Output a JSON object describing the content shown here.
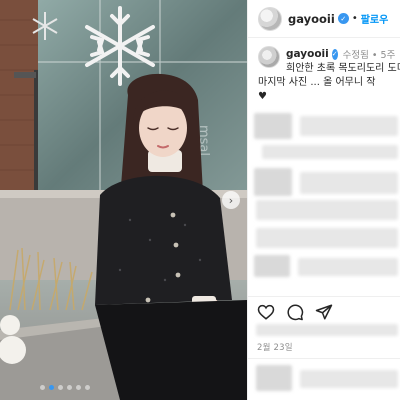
{
  "header": {
    "username": "gayooii",
    "separator": "•",
    "follow_label": "팔로우",
    "verified_icon": "verified-badge-icon"
  },
  "caption": {
    "username": "gayooii",
    "edited": "수정됨",
    "separator": "•",
    "time_ago": "5주",
    "line1": "희안한 초록 목도리도리 도미",
    "line2": "마지막 사진 ... 올 어무니 작",
    "heart": "♥"
  },
  "actions": {
    "like_icon": "heart-icon",
    "comment_icon": "comment-icon",
    "share_icon": "share-icon"
  },
  "date": "2월 23일",
  "carousel": {
    "next_arrow": "›",
    "slides_total": 6,
    "active_index": 1
  },
  "colors": {
    "accent": "#0095f6",
    "verified": "#3897f0",
    "muted": "#8e8e8e",
    "text": "#262626"
  }
}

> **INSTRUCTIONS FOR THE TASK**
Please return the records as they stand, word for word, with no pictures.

> **EXPECTED ANSWER**
Output a JSON object describing the content shown here.
{
  "header": {
    "username": "gayooii",
    "separator": "•",
    "follow_label": "팔로우",
    "verified_icon": "verified-badge-icon"
  },
  "caption": {
    "username": "gayooii",
    "edited": "수정됨",
    "separator": "•",
    "time_ago": "5주",
    "line1": "희안한 초록 목도리도리 도미",
    "line2": "마지막 사진 ... 올 어무니 작",
    "heart": "♥"
  },
  "actions": {
    "like_icon": "heart-icon",
    "comment_icon": "comment-icon",
    "share_icon": "share-icon"
  },
  "date": "2월 23일",
  "carousel": {
    "next_arrow": "›",
    "slides_total": 6,
    "active_index": 1
  },
  "colors": {
    "accent": "#0095f6",
    "verified": "#3897f0",
    "muted": "#8e8e8e",
    "text": "#262626"
  }
}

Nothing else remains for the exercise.